Karin gave me 4 things she does to foster her environmentally conscious lifestyle while living off the grid.
Karin is mindful to purchase her linens and towels from companies that are sustainable and ethical. She, like myself, uses SOL organics! Sol Organics is fair trade, uses zero plastic in their packaging, and even donates $7.50 per sale to charity! SOL uses 100% organic cotton grown from non-GMO seed. They are committed to supporting better farming practices that reduce carbon footprint, conserve and protect drinking water, and keep us and our communities safe. Being certified fair trade, they have a commitment to no child labor- EVER, and they partner only with facilities that pay a LIVING wage and are committed to the wellbeing of the people who work there. (use code RFF20 for 20% off)
2. From day one, Karin was conscious of her interior design. I learned thrifting and antique shopping from my mom. She’s been popping tags since before it was cool. (haha- Macklemore anyone?!) Instead of buying new, most of her items are up-cycled! She has a whole blog post HERE dedicated to sustainable and affordable ways to design, but here are a few examples:
The “kitchen table. Karin and Joe used the top of of my childhood table that we’ve had since I can remember to create their island table. They simply cut off the legs and mounted it to the metal storage base that they wanted. In her blog post, Karin says, “I was going to purchase hardwood lumber for our island table, which was going to be somewhat pricey. Joe realized that our current tabletop would fit perfectly, we just needed to remove the legs! I was super happy we could incorporate it, since it was the first piece of furniture Joe and I purchased as a married couple and both our kids grew up eating meals, finishing homework, and making crafts at this table.”
The green “pantry” door. A great score from an antique store!
The bathroom “vanity”. To create this lovely piece, Karin cut a hole in the top of an old dresser that she repaint and put a sink in it! The plumbing process was a more intensive than that… but you get the idea!
The kitchen sink. She found this old barn house sink from Craigslist. She looked for 8 months before she found the perfect one. According to Karin, patience is KEY in sustainable design.
3. She shops in bulk.
4. Karin is conscious of her water usage. When you live in Central Texas that is prone to droughts and you are responsible for collecting all your own water from the rain, you become highly aware of your water usage. This is true even in times of plenty. At this point, Joe and Karin have built up enough water supply that they really don’t NEED to “watch” their water usage, but water becomes more precious when you know where it came from and have a realization that it is a finite and valuable resource. This is a lesson we can all apply!!

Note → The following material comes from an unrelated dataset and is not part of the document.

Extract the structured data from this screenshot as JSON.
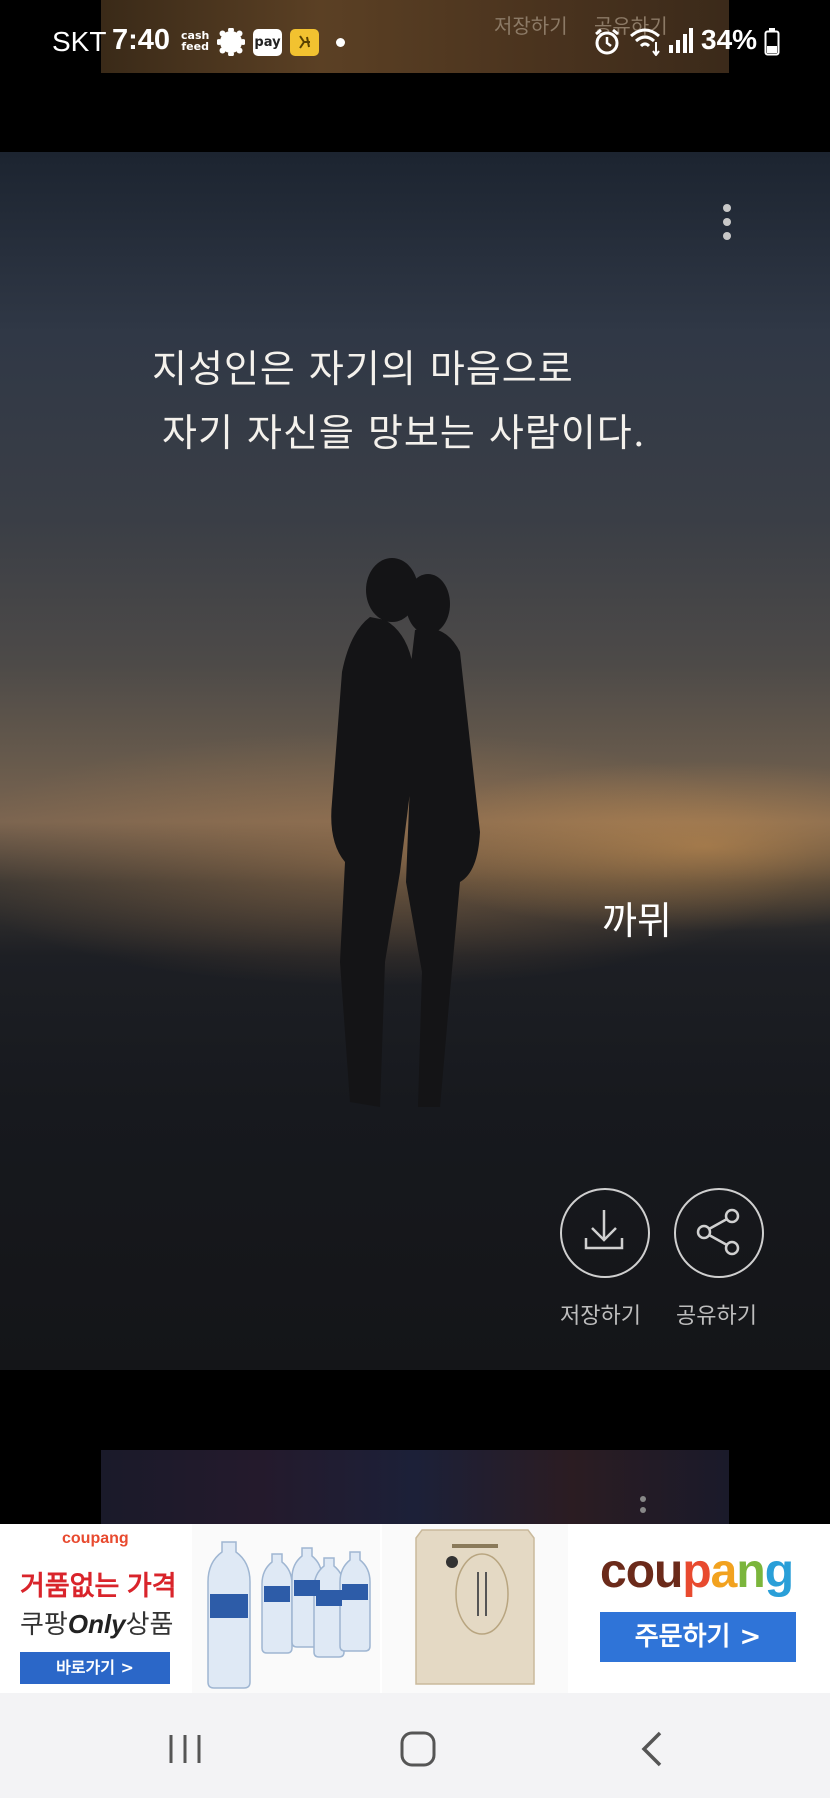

Sustainably Supported by SOL Organics. As always, all opinions are mine & these are products I truly love! #sponsored